A private survey shows U.S. businesses sharply reduced hiring in April, a cautionary sign two days before the government reports on monthly job growth.
Payroll provider ADP said Wednesday that businesses added just 119,000 jobs last month, far lower than a revised total of 201,000 jobs in March.
The number of jobs added was the fewest ADP has reported in seven months. Stock futures fell slightly after the report was released.
The survey covers hiring only in the private sector. And it has been known to deviate sharply from the government's figures, which will be released Friday. For example, the government said employers added just 120,000 jobs in March -- much lower than ADP's estimate.
Many economists said the ADP figures would not lead them to change their forecasts. Analysts expect the government will report Friday that employers added 163,000 jobs in April, according to a survey by FactSet. The unemployment rate is expected to stay at 8.2 percent.
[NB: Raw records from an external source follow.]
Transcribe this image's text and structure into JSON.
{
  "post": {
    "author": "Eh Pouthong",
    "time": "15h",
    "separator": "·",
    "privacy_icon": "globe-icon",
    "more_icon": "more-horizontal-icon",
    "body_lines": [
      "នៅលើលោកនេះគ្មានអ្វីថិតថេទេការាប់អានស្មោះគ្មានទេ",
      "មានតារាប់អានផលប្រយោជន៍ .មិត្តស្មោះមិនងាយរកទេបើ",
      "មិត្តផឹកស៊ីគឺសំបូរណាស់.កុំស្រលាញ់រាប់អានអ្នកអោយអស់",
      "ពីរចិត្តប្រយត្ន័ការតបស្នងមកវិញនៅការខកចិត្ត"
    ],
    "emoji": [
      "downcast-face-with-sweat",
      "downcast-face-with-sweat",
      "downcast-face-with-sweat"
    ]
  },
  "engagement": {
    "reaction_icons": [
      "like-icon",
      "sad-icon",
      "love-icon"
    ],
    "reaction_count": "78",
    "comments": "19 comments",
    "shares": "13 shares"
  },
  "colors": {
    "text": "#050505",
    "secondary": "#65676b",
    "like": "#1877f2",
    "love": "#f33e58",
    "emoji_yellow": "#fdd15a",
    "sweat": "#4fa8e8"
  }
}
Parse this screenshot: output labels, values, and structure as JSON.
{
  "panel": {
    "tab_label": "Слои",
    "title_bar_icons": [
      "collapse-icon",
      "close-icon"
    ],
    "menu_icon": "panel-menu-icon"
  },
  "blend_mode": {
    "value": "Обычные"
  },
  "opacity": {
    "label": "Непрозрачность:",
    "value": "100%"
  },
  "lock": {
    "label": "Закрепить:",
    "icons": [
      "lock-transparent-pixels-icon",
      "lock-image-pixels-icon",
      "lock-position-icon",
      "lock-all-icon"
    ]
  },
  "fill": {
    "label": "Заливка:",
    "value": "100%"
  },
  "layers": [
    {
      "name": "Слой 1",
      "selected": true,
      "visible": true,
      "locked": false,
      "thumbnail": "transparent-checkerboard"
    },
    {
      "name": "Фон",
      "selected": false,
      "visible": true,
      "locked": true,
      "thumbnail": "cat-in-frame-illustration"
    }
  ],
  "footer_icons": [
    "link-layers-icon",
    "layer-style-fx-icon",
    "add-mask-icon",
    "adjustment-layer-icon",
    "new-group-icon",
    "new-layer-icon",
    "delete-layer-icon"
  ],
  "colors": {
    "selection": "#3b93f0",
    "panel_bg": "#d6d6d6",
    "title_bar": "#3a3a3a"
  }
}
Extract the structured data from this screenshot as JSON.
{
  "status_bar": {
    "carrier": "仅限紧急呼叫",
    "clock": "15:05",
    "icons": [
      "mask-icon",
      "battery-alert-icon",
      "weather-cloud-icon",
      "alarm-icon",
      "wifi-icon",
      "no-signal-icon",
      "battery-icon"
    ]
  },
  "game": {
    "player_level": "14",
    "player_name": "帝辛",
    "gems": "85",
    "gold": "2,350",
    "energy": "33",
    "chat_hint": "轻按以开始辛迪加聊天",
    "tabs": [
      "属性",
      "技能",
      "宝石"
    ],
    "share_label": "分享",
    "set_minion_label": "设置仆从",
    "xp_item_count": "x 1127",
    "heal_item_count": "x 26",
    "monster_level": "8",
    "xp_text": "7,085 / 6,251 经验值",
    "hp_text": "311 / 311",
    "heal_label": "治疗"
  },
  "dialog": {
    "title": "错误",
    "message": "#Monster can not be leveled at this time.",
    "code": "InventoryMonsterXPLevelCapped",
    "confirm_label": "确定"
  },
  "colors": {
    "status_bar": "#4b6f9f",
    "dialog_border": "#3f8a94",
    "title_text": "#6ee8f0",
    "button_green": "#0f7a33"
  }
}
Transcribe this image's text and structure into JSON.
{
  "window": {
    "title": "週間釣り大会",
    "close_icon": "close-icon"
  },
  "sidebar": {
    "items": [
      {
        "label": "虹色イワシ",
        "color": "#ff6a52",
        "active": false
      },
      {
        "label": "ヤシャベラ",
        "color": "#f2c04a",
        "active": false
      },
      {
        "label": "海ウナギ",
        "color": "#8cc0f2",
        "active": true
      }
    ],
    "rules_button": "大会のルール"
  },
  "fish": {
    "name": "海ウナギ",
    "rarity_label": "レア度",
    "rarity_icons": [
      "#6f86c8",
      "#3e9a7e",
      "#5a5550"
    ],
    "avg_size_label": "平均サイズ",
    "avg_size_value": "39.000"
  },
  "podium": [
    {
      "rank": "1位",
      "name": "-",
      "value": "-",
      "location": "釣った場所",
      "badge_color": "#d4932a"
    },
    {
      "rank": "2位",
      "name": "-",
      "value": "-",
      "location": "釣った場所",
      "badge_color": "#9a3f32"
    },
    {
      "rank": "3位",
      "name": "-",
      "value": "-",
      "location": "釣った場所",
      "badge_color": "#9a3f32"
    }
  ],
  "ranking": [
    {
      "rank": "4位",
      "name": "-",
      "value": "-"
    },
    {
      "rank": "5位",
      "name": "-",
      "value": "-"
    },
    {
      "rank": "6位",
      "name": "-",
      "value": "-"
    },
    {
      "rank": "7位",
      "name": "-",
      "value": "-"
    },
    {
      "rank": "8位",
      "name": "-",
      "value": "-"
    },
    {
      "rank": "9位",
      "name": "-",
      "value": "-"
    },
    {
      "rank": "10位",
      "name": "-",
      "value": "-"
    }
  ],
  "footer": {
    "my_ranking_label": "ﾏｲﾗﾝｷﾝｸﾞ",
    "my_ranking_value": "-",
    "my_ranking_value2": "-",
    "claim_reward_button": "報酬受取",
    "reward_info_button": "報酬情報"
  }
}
Paul Ashworth, an economist at Capital Economics, said in a note to clients that the report "will renew fears of another spring slump in the labor market."
But he added that even if the government's report confirms weak hiring in April, "we would still expect employment growth to start picking up again in a few more months."
The report is the latest example of the conflicting signals currently being sent by economic data.
The job market has slowed from the start of the year. The economy created an average of 246,000 jobs per month from December through February.
And the number of people seeking unemployment benefits has increased in the past month, suggesting that companies have laid off more workers.
Still, other recent data has been positive. The manufacturing sector expanded at the fastest pace in 10 months in April, a private trade group said Tuesday. That report found that manufacturers had added workers at the fastest pace in a year.
That contrasts with the ADP report, which said manufacturers cut 5,000 jobs.
The disparity between ADP's and the government's figures could reflect the way each gathers employment figures.
The Bureau of Labor Statistics draws its data from a survey of employers in government and the private sector. ADP derives its figures from the payroll data it processes for about 344,000 U.S. companies that employ 21 million people. Macroeconomic Advisers then adjusts that count to try to reflect the entire U.S. private-sector workforce.
Even if job growth doesn't slow, the economy is growing too slowly to quickly lower the unemployment rate.
The economy grew at a 2.2 percent annual pace in the first three months of the year, slower than the 3 percent pace in the fourth quarter. Economists worry that isn't fast enough growth to support more hiring.